Political geography: Capital city: Milano. Provinces: Bergamo (BG). | Brescia (BS). | Como (CO). | Cremona (CR). | Lecco (LC). | Lodi (LO). | Mantova (MN). | Milano (MI). | Monza e Brianza. | Pavia (PV). | Sondrio (SO). | Varese (VA).
DOCG Denominations: Franciacorta DOCG. | Oltrepò Pavese Metodo Classico DOCG. | Scanzo or Moscato di Scanzo DOCG. | Sforzato di Valtellina DOCG or Sfursat di Valtellina DOCG. | Valtellina Superiore DOCG. | Valtellina Superiore DOCG Sassella.
DOC Denominations: Bonarda dell’Oltrepo Pavese AOC. | Botticino DOC. | Buttafuoco dell’ Oltrepò Pavese AOC or Buttafuoco. | Capriano del Colle AOC. | Casteggio DOC. | Cellatica DOC. | Curtefranca. | Garda DOC. | Garda Colli Mantovani AOC. | Lambrusco Mantovano DOC. | Lugana DOC. | Oltrepò Pavese DOC. | Oltrepò Pavese Pinot Grigio DOC. | Valtellina DOC. | Pinot Nero dell’Oltrepò Pavese DOC. | Riviera del Garda DOC Bresciano or Garda Bresciano. | San Colombarno al Lambro or San Colombarno. | San Martino della Battaglia. | Sangue di Giuda dell’Oltrepò Pavese or Sangue di Giuda DOC. | Terre di Colleoni DOC or Colleoni DOC. | Valcalepio DOC. | Valtellina Rosso or Rosso di Valtellina. | Valtènesi DOC.

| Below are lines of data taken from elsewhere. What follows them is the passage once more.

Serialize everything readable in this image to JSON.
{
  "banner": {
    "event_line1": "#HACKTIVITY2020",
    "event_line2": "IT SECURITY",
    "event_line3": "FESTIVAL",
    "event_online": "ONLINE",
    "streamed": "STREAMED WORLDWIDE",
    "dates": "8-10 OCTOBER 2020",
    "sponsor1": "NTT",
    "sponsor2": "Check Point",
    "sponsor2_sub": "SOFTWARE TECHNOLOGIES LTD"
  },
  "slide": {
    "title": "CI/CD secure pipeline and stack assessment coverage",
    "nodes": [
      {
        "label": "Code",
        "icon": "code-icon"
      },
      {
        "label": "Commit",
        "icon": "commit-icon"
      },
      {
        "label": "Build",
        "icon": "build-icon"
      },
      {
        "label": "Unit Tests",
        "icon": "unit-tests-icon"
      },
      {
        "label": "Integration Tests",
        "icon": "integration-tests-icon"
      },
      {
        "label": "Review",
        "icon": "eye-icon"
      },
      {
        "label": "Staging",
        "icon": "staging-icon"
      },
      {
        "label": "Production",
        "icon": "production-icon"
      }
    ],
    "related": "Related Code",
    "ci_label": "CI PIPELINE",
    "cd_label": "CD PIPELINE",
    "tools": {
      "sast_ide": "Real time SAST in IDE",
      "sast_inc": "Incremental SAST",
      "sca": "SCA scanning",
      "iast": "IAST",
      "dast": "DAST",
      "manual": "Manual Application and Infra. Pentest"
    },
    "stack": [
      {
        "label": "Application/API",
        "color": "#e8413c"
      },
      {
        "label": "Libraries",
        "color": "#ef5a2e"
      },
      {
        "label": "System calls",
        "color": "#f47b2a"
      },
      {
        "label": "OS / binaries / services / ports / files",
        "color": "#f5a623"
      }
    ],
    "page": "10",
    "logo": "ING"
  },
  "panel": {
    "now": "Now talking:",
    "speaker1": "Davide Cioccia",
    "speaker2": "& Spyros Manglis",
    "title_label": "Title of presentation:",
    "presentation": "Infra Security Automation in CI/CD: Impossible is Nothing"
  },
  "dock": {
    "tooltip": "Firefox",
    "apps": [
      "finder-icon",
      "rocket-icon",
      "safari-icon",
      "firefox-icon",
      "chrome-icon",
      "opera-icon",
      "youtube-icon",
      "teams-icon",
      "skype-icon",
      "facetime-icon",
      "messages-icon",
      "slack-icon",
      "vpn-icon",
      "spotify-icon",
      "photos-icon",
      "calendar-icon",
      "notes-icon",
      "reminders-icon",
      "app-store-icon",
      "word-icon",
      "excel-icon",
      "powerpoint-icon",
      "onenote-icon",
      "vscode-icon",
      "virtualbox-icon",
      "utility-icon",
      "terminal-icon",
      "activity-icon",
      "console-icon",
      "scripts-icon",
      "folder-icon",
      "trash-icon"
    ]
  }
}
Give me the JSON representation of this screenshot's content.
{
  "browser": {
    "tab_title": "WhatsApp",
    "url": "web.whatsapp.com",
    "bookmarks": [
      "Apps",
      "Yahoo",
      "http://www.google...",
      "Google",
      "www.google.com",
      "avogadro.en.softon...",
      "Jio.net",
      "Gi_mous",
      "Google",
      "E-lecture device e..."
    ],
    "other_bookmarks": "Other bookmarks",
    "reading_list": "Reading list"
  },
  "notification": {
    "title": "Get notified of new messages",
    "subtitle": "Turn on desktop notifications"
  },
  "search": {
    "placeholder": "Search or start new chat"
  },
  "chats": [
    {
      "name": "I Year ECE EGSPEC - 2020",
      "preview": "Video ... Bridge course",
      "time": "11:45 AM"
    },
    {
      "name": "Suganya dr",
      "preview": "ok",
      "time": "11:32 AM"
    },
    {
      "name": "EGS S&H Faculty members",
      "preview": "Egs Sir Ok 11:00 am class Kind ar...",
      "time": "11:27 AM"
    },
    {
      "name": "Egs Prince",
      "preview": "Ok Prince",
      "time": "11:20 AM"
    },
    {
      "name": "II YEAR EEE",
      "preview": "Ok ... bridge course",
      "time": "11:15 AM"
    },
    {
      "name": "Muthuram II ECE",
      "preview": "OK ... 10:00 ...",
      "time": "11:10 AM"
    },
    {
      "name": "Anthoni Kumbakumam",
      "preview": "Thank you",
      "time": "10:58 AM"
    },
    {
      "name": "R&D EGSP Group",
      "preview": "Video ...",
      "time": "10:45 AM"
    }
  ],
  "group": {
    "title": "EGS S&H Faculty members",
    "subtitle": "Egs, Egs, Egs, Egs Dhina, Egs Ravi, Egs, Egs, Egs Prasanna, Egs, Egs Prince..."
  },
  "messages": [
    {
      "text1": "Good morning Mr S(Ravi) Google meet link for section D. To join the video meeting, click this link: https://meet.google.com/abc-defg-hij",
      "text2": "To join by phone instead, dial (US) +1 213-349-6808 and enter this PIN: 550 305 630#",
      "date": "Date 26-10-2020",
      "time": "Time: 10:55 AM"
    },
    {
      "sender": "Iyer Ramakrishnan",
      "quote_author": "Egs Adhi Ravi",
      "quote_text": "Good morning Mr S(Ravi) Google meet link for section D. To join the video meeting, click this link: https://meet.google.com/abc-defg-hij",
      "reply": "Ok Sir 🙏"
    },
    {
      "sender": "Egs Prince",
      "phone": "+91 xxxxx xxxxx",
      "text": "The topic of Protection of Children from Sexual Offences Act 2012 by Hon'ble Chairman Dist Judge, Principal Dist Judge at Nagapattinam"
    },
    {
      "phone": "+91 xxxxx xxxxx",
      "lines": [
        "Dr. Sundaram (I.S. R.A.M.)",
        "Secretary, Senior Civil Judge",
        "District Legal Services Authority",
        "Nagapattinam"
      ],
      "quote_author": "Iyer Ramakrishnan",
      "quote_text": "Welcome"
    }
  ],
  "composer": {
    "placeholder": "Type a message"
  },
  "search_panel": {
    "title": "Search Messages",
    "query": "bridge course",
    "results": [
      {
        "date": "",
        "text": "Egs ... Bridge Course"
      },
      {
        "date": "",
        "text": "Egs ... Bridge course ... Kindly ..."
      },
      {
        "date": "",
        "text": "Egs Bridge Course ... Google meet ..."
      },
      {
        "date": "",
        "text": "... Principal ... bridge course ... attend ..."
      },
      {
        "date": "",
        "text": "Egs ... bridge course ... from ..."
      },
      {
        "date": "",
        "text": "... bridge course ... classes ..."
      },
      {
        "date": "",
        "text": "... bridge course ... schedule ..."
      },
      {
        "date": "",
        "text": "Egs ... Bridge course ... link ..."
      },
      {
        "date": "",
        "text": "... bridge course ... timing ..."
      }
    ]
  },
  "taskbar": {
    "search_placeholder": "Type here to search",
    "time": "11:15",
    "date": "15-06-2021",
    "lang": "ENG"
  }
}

IGT Denominations: Alto Mincio.
Lombardy’s native & other grapes: Ian D’Agata (2014: p.38) says local grapes were abandoned long ago in favour of more famous international ones suited to what is Italy’s most important sparkling wine region. The main native grapes are Croatina and Barbera, Nebbiolo which thrives in Lombardy’s Valtellina area, plus lesser known natives Invernenga, Pignola, and Rossola Nera.
Native grapes: Barbera (r). | Croatina (r). | Groppello group (r). | Invernenga (r). | Moradella (r). | Moscato Bianco (w). | Moscato di Scanzo (r). | Nebbiolo (Chiavennasca) (r). | Pignola (r). | Rossola Nera (r). | Uva Rara (r). | Verdea (w). | Vespolina (r).
No certification: Casa Vinicola Triacca.
See Dr Ian d’Agata, Native Wine Grapes of Italy (University of California Press, 2014).